For Gaudí, it was not all about art. Functionality was also an essential part of his job and that is why, besides being different and showy, the buildings had a well thought out structure. Although he rarely made plans and the details were imagined in a fanciful way, his knowledge allowed him to translate his thoughts into reality in a way that would always work as they were intended.

Casa Milá, popularly known as La Pedrera, is a classic example. It was created at the request of Pere Mila i Campos and Roser Segimon i Artelis, a wealthy couple who wanted a building intended as their residence with spaces for rent to tenants. The construction had many obstacles, and when it was finished, no one wanted to rent here because they thought that their curved shapes would prevent the furniture from being placed. One of the possible clients even said that the floor was not flat enough to place her piano, to which Gaudí replied “Madam, I advise you to buy a flute.”

The curves became a predominant figure in the works of Gaudi. He argued that in nature there are no straight lines. And continued working in his own style that followed the figures of the environment while respecting them.

He was a devout catholic and his most important work –La Basílica de la Sagrada Familia (the Holy Family) - is a vision of his beliefs. The planned construction will have a height of 170 meters, three meters less than the hill of Montjuic. His argument was that no human construction should exceed God’s creations.

The Sagrada Familia became a World Heritage Site according to UNESCO, a must see for visitors and an emblematic monument for the city of Barcelona. It is also the best-known work of Gaudí, who was later referred to as the architect of God.

When you visit it, try to climb to one of the towers that are allowed to do so. You will get one of the best views. The body of the architect is buried under the nave, he devoted his last 14 years to this project alone and lived there for 16 years.

When admiring the building, it is good to remember the words of Pope Benedict XVI: “…it is built from the inside out.” You will be able to see certain landscapes of the bible and figures that are usually inside the temples staged on the façade. It is the biblical story narrated in sculpted images. Inside, you will find what many call a concrete forest, its columns resemble the stems of trees and many figures of nature are part of the decoration.

Something similar can be seen in Parc Güell, which was originally designed as a garden city and not as a park. It is one of the works where surrealism surpasses the Gothic style with which Gaudí had worked before. However, the curves, the structures that imitated the natural and the essence of their constructions remained intact.

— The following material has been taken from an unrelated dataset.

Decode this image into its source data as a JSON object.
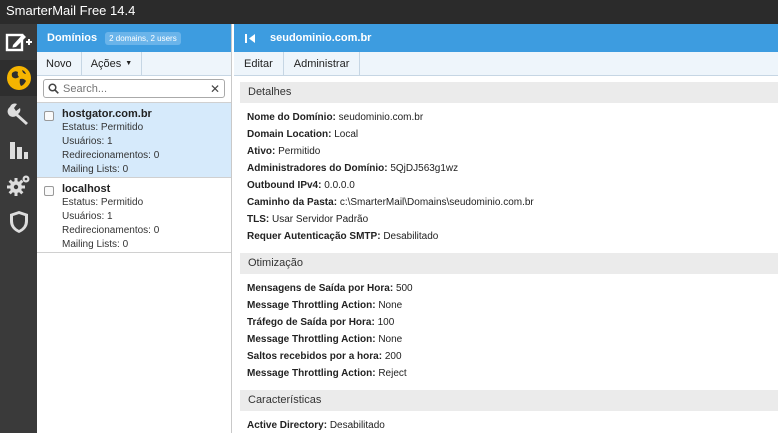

Since it is located in the upper part of Barcelona, it offers an incomparable view. Surrealism, colors, architecture and nature make the park one of the favorite visits of many. Some areas have free passage, while the most important require the purchase of a ticket. Upon entering you will find the ceramic dragon welcoming from the staircase, stroll through the museum that contains the life of Gaudí and know a little of the city dreamed of both by the architect and by Güell.

The works of Gaudí failed to become residential sites at the time. La Pedrera, with its peculiar façade, was the object of ridicule. There were those who even said that a snake would be better pet than a dog to protect the place. That is why Elias Rogent, the director of the school of architecture when Gaudí finished his studies, said that he did not know if they had given the title to a madman or to a genius adding “only time will tell”.